Beyond the alleged misconduct of the judge, Mill’s sentencing was seen as emblematic of the country’s broken criminal justice system and its unfair treatment of black adult men. In an op-ed published to the New York Times, JAY-Z argued that Mill’s case was “just one example of how our criminal justice system entraps and harasses hundreds of thousands of black people every day.” Specifically, JAY-Z took issue with probation, or as he called it, “a land mine, with a random misstep bringing consequences greater than the crime. A person on probation can end up in jail over a technical violation like missing a curfew.”
In Mill’s case, his probation stemmed from an 11-year-old case. The charges that led to his “violation” were minor in nature — he was arrested for popping a wheelie on a motorcycle on the set of a music video — and were later thrown out. What’s more, both the prosecutor and the parole officer recommended no additional jail time for Mill. Judge Brinkley disagreed, however, unilaterally deciding Mill’s actions warranted a minimum of two years in prison. Even after the allegations of misconduct surfaced, the judge refused to recuse herself from the case and denied Mill’s repeated requests for bail, saying he was “a danger to the community.”

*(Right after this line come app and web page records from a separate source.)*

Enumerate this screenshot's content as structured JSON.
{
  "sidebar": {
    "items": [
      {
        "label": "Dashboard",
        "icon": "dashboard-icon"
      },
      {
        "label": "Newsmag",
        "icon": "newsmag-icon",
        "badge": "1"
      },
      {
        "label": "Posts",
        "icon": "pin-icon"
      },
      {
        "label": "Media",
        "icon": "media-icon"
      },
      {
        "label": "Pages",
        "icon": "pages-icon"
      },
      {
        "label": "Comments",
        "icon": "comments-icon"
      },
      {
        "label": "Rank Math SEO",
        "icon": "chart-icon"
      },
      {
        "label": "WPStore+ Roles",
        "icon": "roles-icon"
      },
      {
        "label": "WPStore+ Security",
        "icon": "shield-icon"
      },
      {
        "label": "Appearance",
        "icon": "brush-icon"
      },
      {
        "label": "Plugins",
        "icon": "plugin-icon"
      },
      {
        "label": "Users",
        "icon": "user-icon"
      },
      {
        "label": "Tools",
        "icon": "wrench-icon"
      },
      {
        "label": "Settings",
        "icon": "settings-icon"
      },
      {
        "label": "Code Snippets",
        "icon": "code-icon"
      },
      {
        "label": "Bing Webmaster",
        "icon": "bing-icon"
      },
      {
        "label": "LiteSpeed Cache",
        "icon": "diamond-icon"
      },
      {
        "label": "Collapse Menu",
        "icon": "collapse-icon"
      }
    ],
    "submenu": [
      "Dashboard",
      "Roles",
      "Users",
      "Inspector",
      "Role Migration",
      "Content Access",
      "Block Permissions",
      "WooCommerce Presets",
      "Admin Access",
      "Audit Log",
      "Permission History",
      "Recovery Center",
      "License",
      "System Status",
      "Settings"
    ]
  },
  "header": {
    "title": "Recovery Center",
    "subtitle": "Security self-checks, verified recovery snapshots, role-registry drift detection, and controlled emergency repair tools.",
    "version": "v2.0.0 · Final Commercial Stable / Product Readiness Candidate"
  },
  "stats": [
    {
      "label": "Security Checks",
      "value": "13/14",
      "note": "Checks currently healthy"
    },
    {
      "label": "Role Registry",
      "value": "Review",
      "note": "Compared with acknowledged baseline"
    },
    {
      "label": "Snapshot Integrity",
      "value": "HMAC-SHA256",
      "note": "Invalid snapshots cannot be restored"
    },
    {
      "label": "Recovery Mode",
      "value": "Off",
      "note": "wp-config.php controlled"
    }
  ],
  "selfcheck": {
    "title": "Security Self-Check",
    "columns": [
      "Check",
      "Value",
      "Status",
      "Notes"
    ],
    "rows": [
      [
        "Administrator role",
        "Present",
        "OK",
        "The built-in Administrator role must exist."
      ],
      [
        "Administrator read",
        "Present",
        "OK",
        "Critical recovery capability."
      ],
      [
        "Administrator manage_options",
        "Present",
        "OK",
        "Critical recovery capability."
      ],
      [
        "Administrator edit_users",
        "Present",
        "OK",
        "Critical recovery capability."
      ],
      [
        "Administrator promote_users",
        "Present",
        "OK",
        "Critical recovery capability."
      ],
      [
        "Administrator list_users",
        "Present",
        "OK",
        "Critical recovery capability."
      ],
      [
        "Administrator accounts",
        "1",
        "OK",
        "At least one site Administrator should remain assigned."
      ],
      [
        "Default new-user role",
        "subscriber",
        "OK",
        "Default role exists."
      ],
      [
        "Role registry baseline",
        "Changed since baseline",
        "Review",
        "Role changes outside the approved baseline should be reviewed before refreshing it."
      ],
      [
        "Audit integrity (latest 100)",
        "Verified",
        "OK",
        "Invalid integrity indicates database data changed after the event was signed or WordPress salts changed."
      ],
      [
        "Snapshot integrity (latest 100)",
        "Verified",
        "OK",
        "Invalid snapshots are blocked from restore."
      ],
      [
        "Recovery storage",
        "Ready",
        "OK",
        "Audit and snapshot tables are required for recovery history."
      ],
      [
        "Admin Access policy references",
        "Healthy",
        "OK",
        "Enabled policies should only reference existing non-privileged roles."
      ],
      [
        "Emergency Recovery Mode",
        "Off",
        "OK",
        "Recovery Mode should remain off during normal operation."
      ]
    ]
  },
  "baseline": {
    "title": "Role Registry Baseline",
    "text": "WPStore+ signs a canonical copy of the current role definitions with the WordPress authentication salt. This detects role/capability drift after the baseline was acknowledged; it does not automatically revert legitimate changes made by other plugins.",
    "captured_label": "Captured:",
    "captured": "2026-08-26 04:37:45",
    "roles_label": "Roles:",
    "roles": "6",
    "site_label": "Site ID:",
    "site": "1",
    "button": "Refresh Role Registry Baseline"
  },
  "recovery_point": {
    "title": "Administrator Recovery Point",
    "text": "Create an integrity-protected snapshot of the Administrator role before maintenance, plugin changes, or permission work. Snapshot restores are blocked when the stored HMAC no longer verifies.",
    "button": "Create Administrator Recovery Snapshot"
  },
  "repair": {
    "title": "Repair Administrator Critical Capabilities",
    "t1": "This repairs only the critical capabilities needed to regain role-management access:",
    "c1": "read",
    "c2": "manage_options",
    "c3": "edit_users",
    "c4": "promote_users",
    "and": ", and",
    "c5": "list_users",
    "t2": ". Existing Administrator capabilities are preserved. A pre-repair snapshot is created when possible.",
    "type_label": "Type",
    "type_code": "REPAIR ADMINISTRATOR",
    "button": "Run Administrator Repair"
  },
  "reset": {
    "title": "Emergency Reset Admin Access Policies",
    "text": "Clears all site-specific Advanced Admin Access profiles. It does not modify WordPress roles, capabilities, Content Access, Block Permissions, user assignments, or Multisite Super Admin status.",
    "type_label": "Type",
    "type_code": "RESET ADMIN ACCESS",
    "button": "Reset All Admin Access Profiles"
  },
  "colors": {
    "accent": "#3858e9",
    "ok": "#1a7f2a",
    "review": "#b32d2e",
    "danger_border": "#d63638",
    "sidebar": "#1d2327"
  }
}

Fortunately, on Tuesday the Supreme Court of Pennsylvania overturned Brinkley’s decision, citing questions regarding the credibility of the officer who original arrested Mill in 2007, according to TMZ. The court also noted that prosecutors were not opposed to Mill’s release.
Upon his release, Mill shared the following statement:

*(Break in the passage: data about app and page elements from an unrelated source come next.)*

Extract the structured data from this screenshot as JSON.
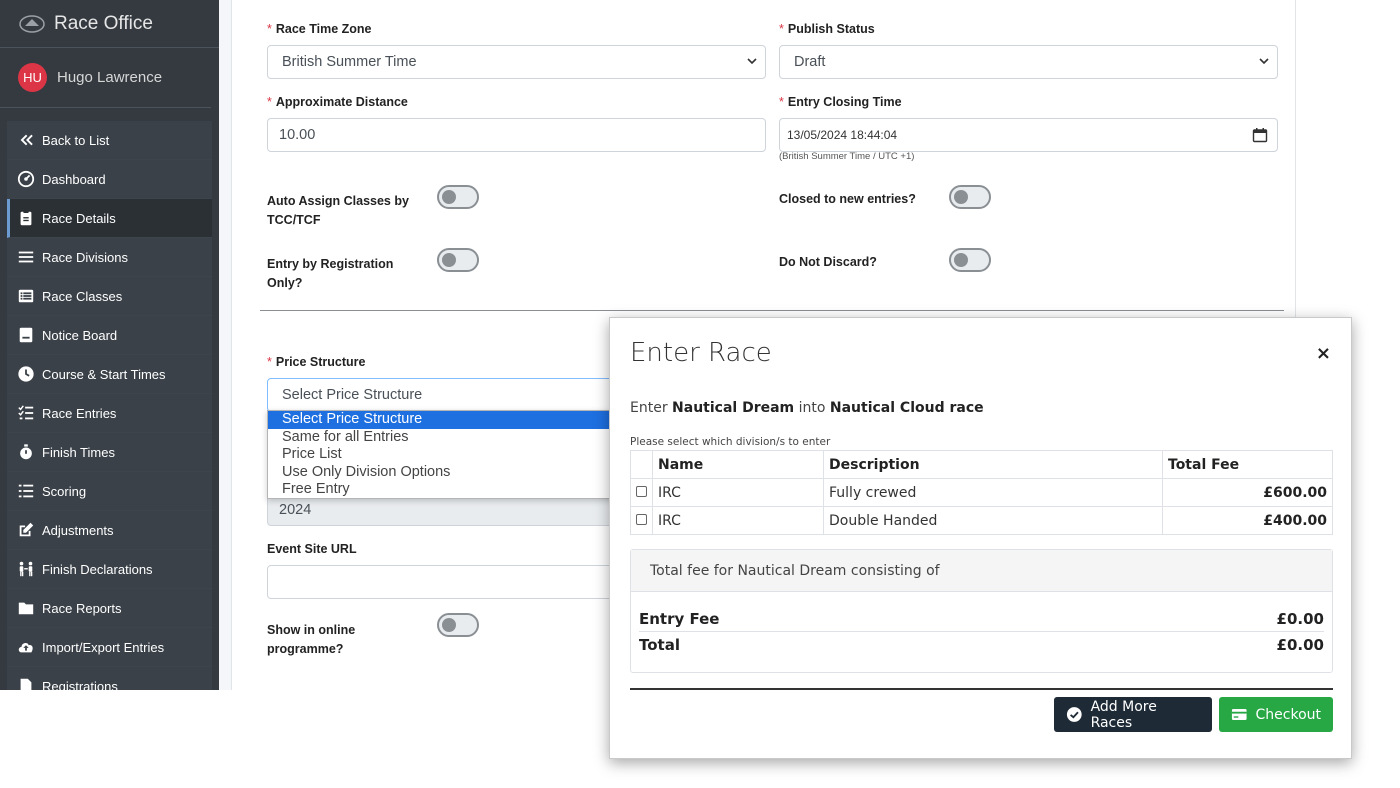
{
  "sidebar": {
    "brand": "Race Office",
    "user": {
      "initials": "HU",
      "name": "Hugo Lawrence"
    },
    "items": [
      {
        "label": "Back to List",
        "icon": "double-chevron-left-icon"
      },
      {
        "label": "Dashboard",
        "icon": "gauge-icon"
      },
      {
        "label": "Race Details",
        "icon": "clipboard-icon"
      },
      {
        "label": "Race Divisions",
        "icon": "bars-icon"
      },
      {
        "label": "Race Classes",
        "icon": "list-icon"
      },
      {
        "label": "Notice Board",
        "icon": "board-icon"
      },
      {
        "label": "Course & Start Times",
        "icon": "clock-icon"
      },
      {
        "label": "Race Entries",
        "icon": "tasks-icon"
      },
      {
        "label": "Finish Times",
        "icon": "stopwatch-icon"
      },
      {
        "label": "Scoring",
        "icon": "list-ol-icon"
      },
      {
        "label": "Adjustments",
        "icon": "edit-icon"
      },
      {
        "label": "Finish Declarations",
        "icon": "people-icon"
      },
      {
        "label": "Race Reports",
        "icon": "folder-icon"
      },
      {
        "label": "Import/Export Entries",
        "icon": "cloud-upload-icon"
      },
      {
        "label": "Registrations",
        "icon": "file-icon"
      }
    ],
    "active_index": 2
  },
  "form": {
    "required_mark": "*",
    "race_time_zone": {
      "label": "Race Time Zone",
      "value": "British Summer Time"
    },
    "publish_status": {
      "label": "Publish Status",
      "value": "Draft"
    },
    "approx_distance": {
      "label": "Approximate Distance",
      "value": "10.00"
    },
    "entry_closing_time": {
      "label": "Entry Closing Time",
      "value": "13/05/2024 18:44:04",
      "hint": "(British Summer Time / UTC +1)"
    },
    "auto_assign": {
      "label_1": "Auto Assign Classes by",
      "label_2": "TCC/TCF"
    },
    "closed_new_entries": {
      "label": "Closed to new entries?"
    },
    "entry_by_registration": {
      "label_1": "Entry by Registration",
      "label_2": "Only?"
    },
    "do_not_discard": {
      "label": "Do Not Discard?"
    },
    "price_structure": {
      "label": "Price Structure",
      "value": "Select Price Structure",
      "options": [
        "Select Price Structure",
        "Same for all Entries",
        "Price List",
        "Use Only Division Options",
        "Free Entry"
      ]
    },
    "year_value": "2024",
    "event_site_url": {
      "label": "Event Site URL",
      "value": ""
    },
    "show_online": {
      "label_1": "Show in online",
      "label_2": "programme?"
    }
  },
  "modal": {
    "title": "Enter Race",
    "close": "×",
    "enter_prefix": "Enter",
    "boat": "Nautical Dream",
    "into": "into",
    "race": "Nautical Cloud race",
    "note": "Please select which division/s to enter",
    "columns": [
      "Name",
      "Description",
      "Total Fee"
    ],
    "rows": [
      {
        "name": "IRC",
        "description": "Fully crewed",
        "fee": "£600.00"
      },
      {
        "name": "IRC",
        "description": "Double Handed",
        "fee": "£400.00"
      }
    ],
    "total_heading": "Total fee for Nautical Dream consisting of",
    "entry_fee_label": "Entry Fee",
    "entry_fee_value": "£0.00",
    "total_label": "Total",
    "total_value": "£0.00",
    "add_more_label": "Add More Races",
    "checkout_label": "Checkout"
  },
  "colors": {
    "sidebar_bg": "#343a40",
    "accent_danger": "#dc3545",
    "select_highlight": "#1e6fe0",
    "button_dark": "#1e2a36",
    "button_success": "#28a745"
  }
}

“I’d like to thank God, my family, my friends, my attorneys, my team at Roc Nation including JAY-Z, Desiree Perez, my good friend Michael Rubin, my fans, The Pennsylvania Supreme Court and all my public advocates for their love, support and encouragement during this difficult time.”
“While the past five months have been a nightmare, the prayers, visits, calls, letters and rallies have helped me stay positive.”
To the Philadelphia District Attorney’s office, I’m grateful for your commitment to justice – not only for my case, but for others that have been wrongfully jailed due to police misconduct. Although I’m blessed to have the resources to fight this unjust situation, I understand that many people of color across the country don’t have that luxury and I plan to use my platform to shine a light on those issues. In the meantime, I plan to work closely with my legal team to overturn this unwarranted conviction and look forward to reuniting with my family and resuming my music career.”
Update: JAY-Z has also issued a statement: